Dataset rows describing interfaces

*** Block opens ***

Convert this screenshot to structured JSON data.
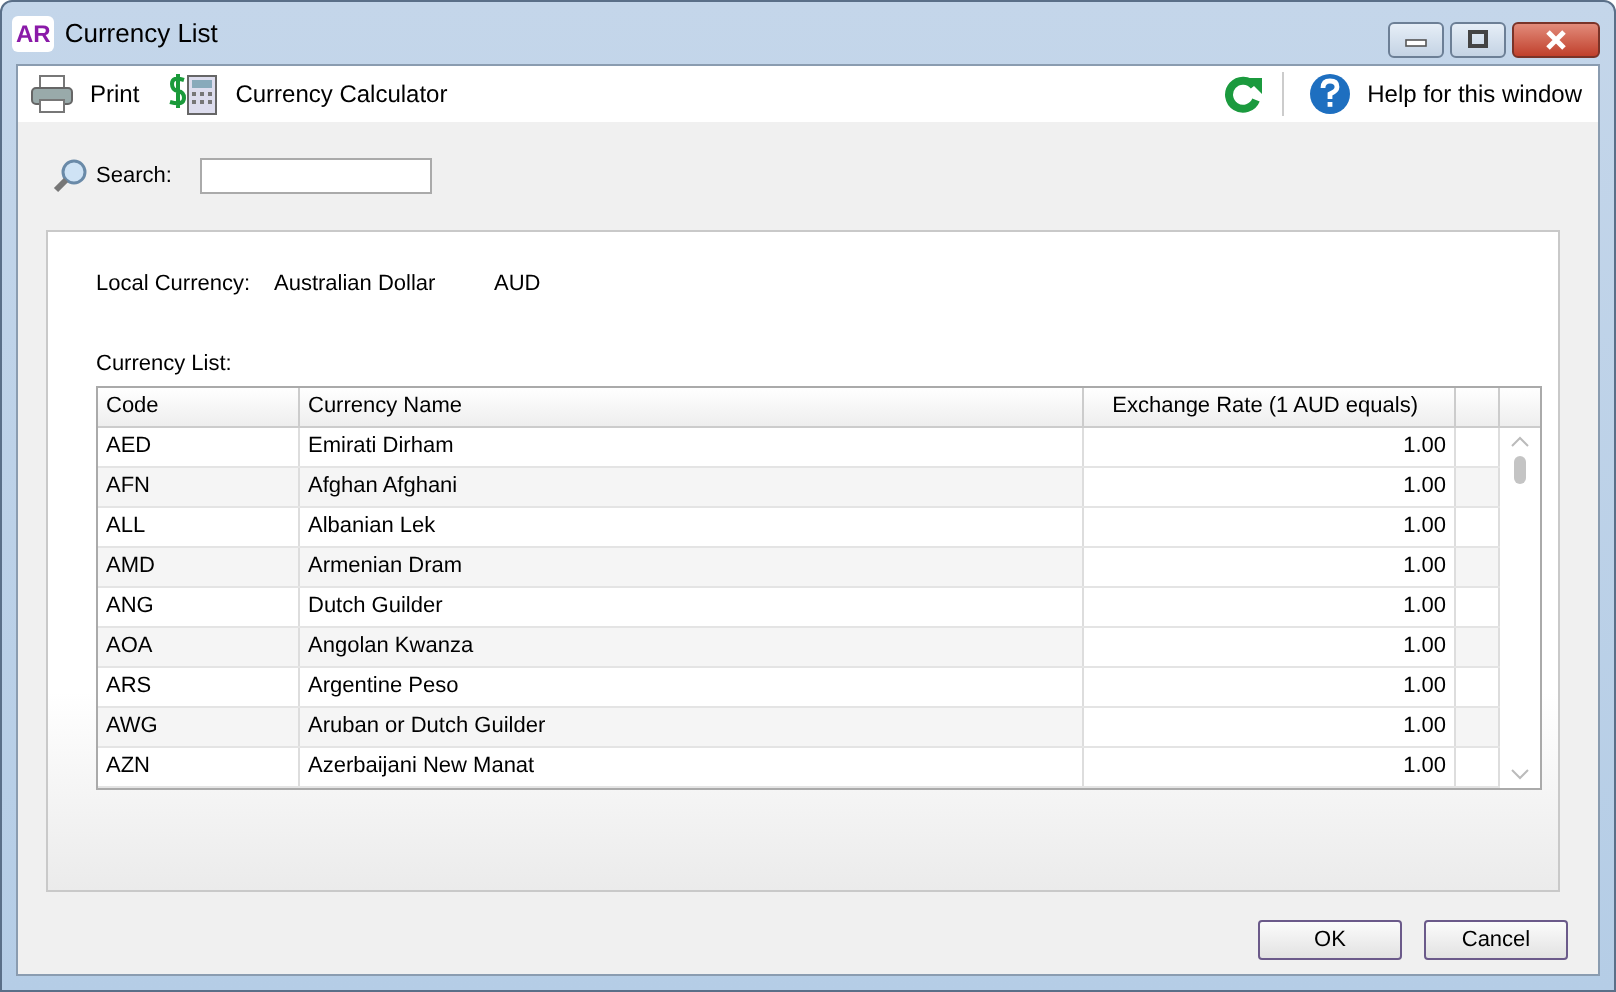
{
  "window": {
    "app_badge": "AR",
    "title": "Currency List"
  },
  "toolbar": {
    "print": "Print",
    "calculator": "Currency Calculator",
    "help": "Help for this window"
  },
  "search": {
    "label": "Search:"
  },
  "local_currency": {
    "label": "Local Currency:",
    "name": "Australian Dollar",
    "code": "AUD"
  },
  "table": {
    "caption": "Currency List:",
    "columns": [
      "Code",
      "Currency Name",
      "Exchange Rate (1 AUD equals)"
    ],
    "rows": [
      {
        "code": "AED",
        "name": "Emirati Dirham",
        "rate": "1.00"
      },
      {
        "code": "AFN",
        "name": "Afghan Afghani",
        "rate": "1.00"
      },
      {
        "code": "ALL",
        "name": "Albanian Lek",
        "rate": "1.00"
      },
      {
        "code": "AMD",
        "name": "Armenian Dram",
        "rate": "1.00"
      },
      {
        "code": "ANG",
        "name": "Dutch Guilder",
        "rate": "1.00"
      },
      {
        "code": "AOA",
        "name": "Angolan Kwanza",
        "rate": "1.00"
      },
      {
        "code": "ARS",
        "name": "Argentine Peso",
        "rate": "1.00"
      },
      {
        "code": "AWG",
        "name": "Aruban or Dutch Guilder",
        "rate": "1.00"
      },
      {
        "code": "AZN",
        "name": "Azerbaijani New Manat",
        "rate": "1.00"
      }
    ]
  },
  "buttons": [
    "OK",
    "Cancel"
  ]
}
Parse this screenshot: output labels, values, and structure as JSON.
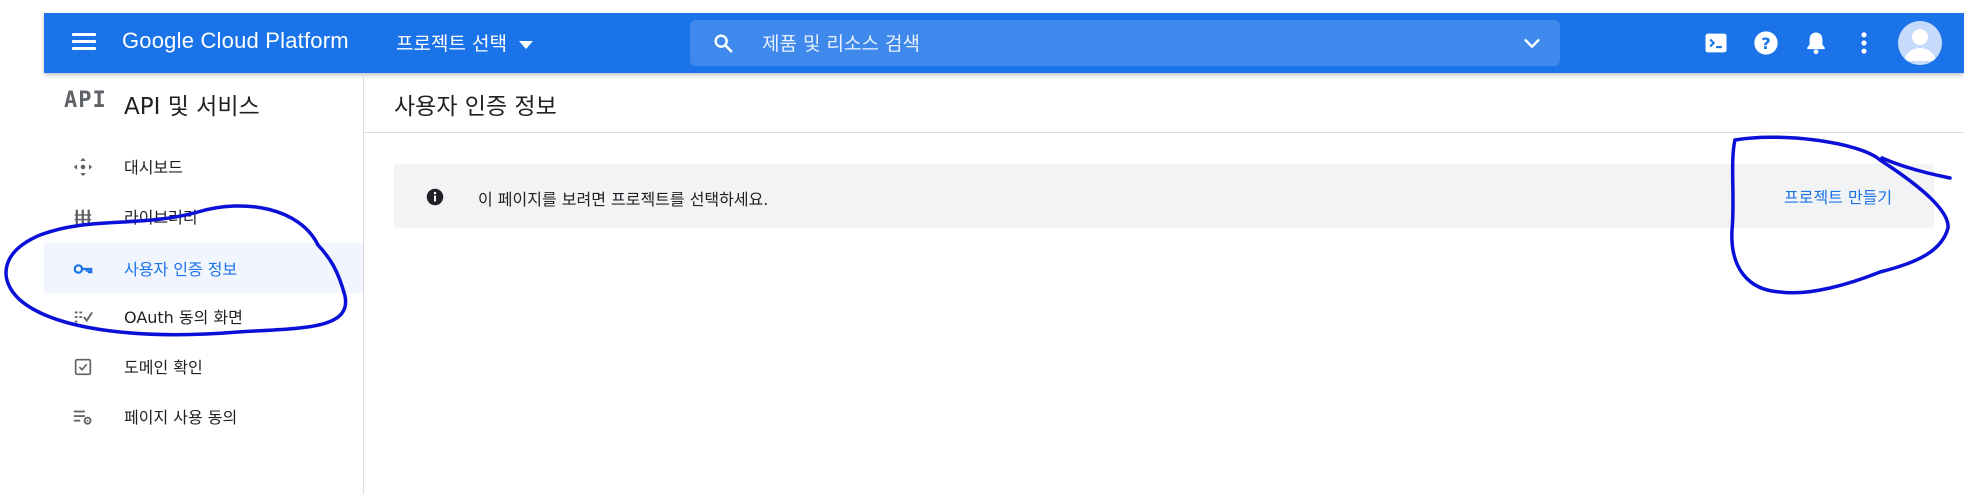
{
  "header": {
    "logo": "Google Cloud Platform",
    "project_selector": "프로젝트 선택",
    "search_placeholder": "제품 및 리소스 검색",
    "icons": [
      "menu-icon",
      "search-icon",
      "chevron-down-icon",
      "cloud-shell-icon",
      "help-icon",
      "notifications-icon",
      "more-vert-icon",
      "account-icon"
    ]
  },
  "sidebar": {
    "api_mark": "API",
    "title": "API 및 서비스",
    "items": [
      {
        "label": "대시보드",
        "icon": "dashboard-icon",
        "active": false
      },
      {
        "label": "라이브러리",
        "icon": "library-icon",
        "active": false
      },
      {
        "label": "사용자 인증 정보",
        "icon": "key-icon",
        "active": true
      },
      {
        "label": "OAuth 동의 화면",
        "icon": "consent-icon",
        "active": false
      },
      {
        "label": "도메인 확인",
        "icon": "checkbox-icon",
        "active": false
      },
      {
        "label": "페이지 사용 동의",
        "icon": "settings-list-icon",
        "active": false
      }
    ]
  },
  "main": {
    "title": "사용자 인증 정보",
    "banner_message": "이 페이지를 보려면 프로젝트를 선택하세요.",
    "create_project_label": "프로젝트 만들기"
  },
  "colors": {
    "header_blue": "#1a73e8",
    "annotation_ink": "#0a10d8"
  }
}
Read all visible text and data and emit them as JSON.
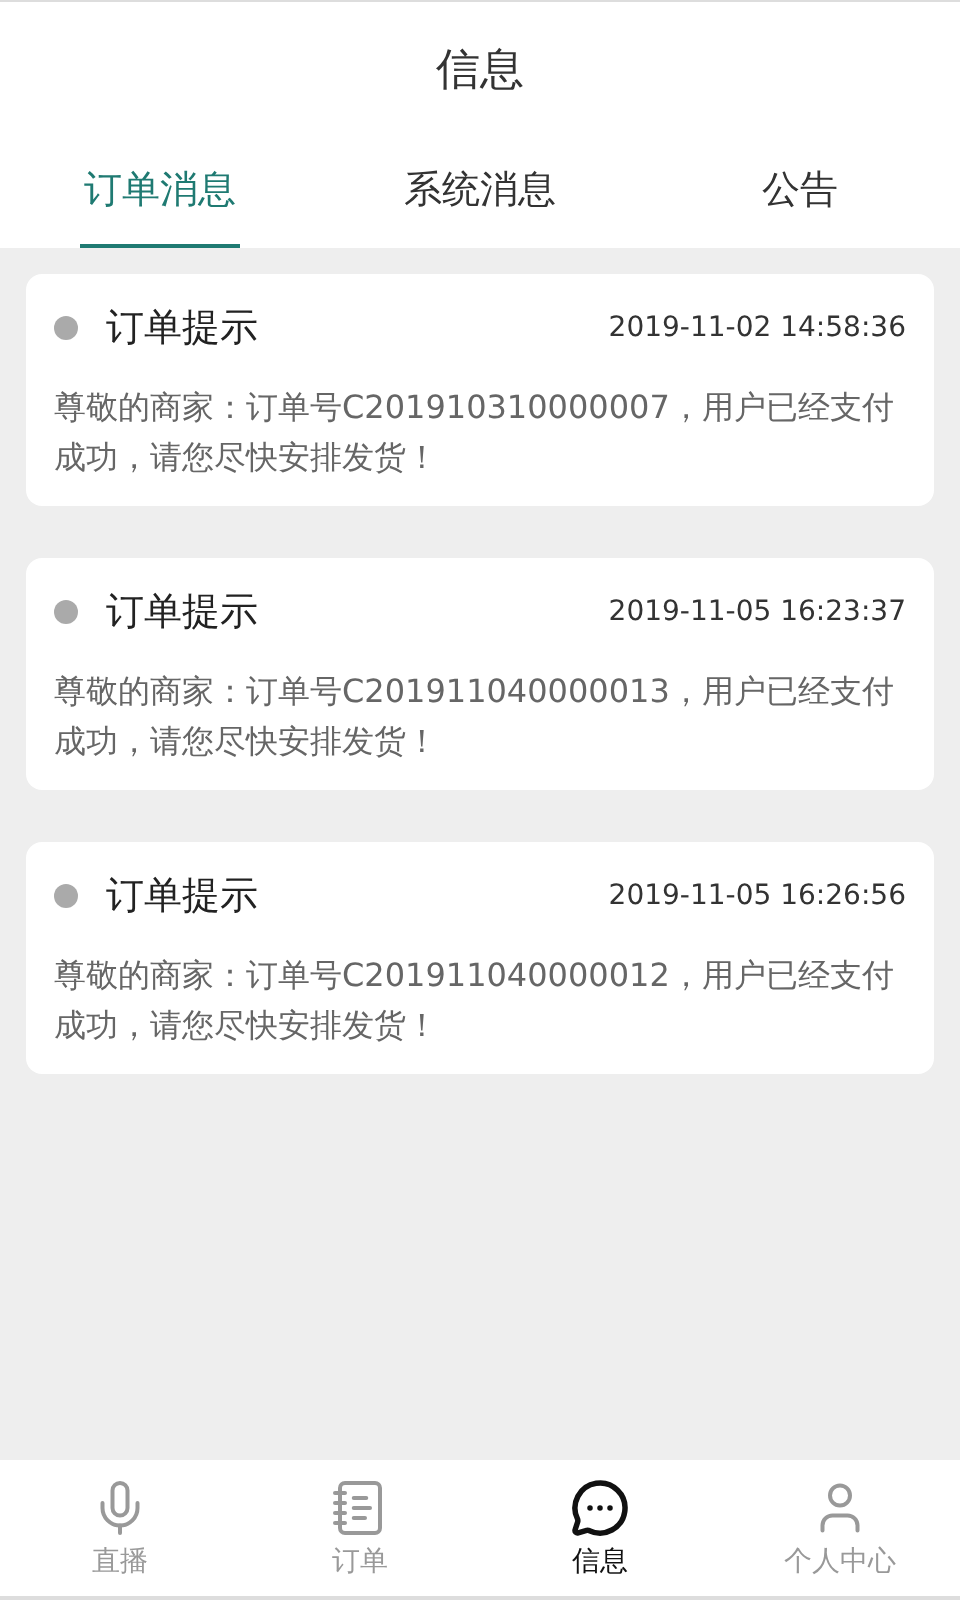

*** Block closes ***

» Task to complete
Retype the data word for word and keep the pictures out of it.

» Exercise response
Convert this screenshot to structured JSON data.
{
  "window": {
    "app_badge": "AR",
    "title": "Currency List"
  },
  "toolbar": {
    "print": "Print",
    "calculator": "Currency Calculator",
    "help": "Help for this window"
  },
  "search": {
    "label": "Search:"
  },
  "local_currency": {
    "label": "Local Currency:",
    "name": "Australian Dollar",
    "code": "AUD"
  },
  "table": {
    "caption": "Currency List:",
    "columns": [
      "Code",
      "Currency Name",
      "Exchange Rate (1 AUD equals)"
    ],
    "rows": [
      {
        "code": "AED",
        "name": "Emirati Dirham",
        "rate": "1.00"
      },
      {
        "code": "AFN",
        "name": "Afghan Afghani",
        "rate": "1.00"
      },
      {
        "code": "ALL",
        "name": "Albanian Lek",
        "rate": "1.00"
      },
      {
        "code": "AMD",
        "name": "Armenian Dram",
        "rate": "1.00"
      },
      {
        "code": "ANG",
        "name": "Dutch Guilder",
        "rate": "1.00"
      },
      {
        "code": "AOA",
        "name": "Angolan Kwanza",
        "rate": "1.00"
      },
      {
        "code": "ARS",
        "name": "Argentine Peso",
        "rate": "1.00"
      },
      {
        "code": "AWG",
        "name": "Aruban or Dutch Guilder",
        "rate": "1.00"
      },
      {
        "code": "AZN",
        "name": "Azerbaijani New Manat",
        "rate": "1.00"
      }
    ]
  },
  "buttons": [
    "OK",
    "Cancel"
  ]
}
Parse this screenshot: output labels, values, and structure as JSON.
{
  "header": {
    "logo": "Google Cloud Platform",
    "project_selector": "프로젝트 선택",
    "search_placeholder": "제품 및 리소스 검색",
    "icons": [
      "menu-icon",
      "search-icon",
      "chevron-down-icon",
      "cloud-shell-icon",
      "help-icon",
      "notifications-icon",
      "more-vert-icon",
      "account-icon"
    ]
  },
  "sidebar": {
    "api_mark": "API",
    "title": "API 및 서비스",
    "items": [
      {
        "label": "대시보드",
        "icon": "dashboard-icon",
        "active": false
      },
      {
        "label": "라이브러리",
        "icon": "library-icon",
        "active": false
      },
      {
        "label": "사용자 인증 정보",
        "icon": "key-icon",
        "active": true
      },
      {
        "label": "OAuth 동의 화면",
        "icon": "consent-icon",
        "active": false
      },
      {
        "label": "도메인 확인",
        "icon": "checkbox-icon",
        "active": false
      },
      {
        "label": "페이지 사용 동의",
        "icon": "settings-list-icon",
        "active": false
      }
    ]
  },
  "main": {
    "title": "사용자 인증 정보",
    "banner_message": "이 페이지를 보려면 프로젝트를 선택하세요.",
    "create_project_label": "프로젝트 만들기"
  },
  "colors": {
    "header_blue": "#1a73e8",
    "annotation_ink": "#0a10d8"
  }
}
Read all visible text and data and emit them as JSON.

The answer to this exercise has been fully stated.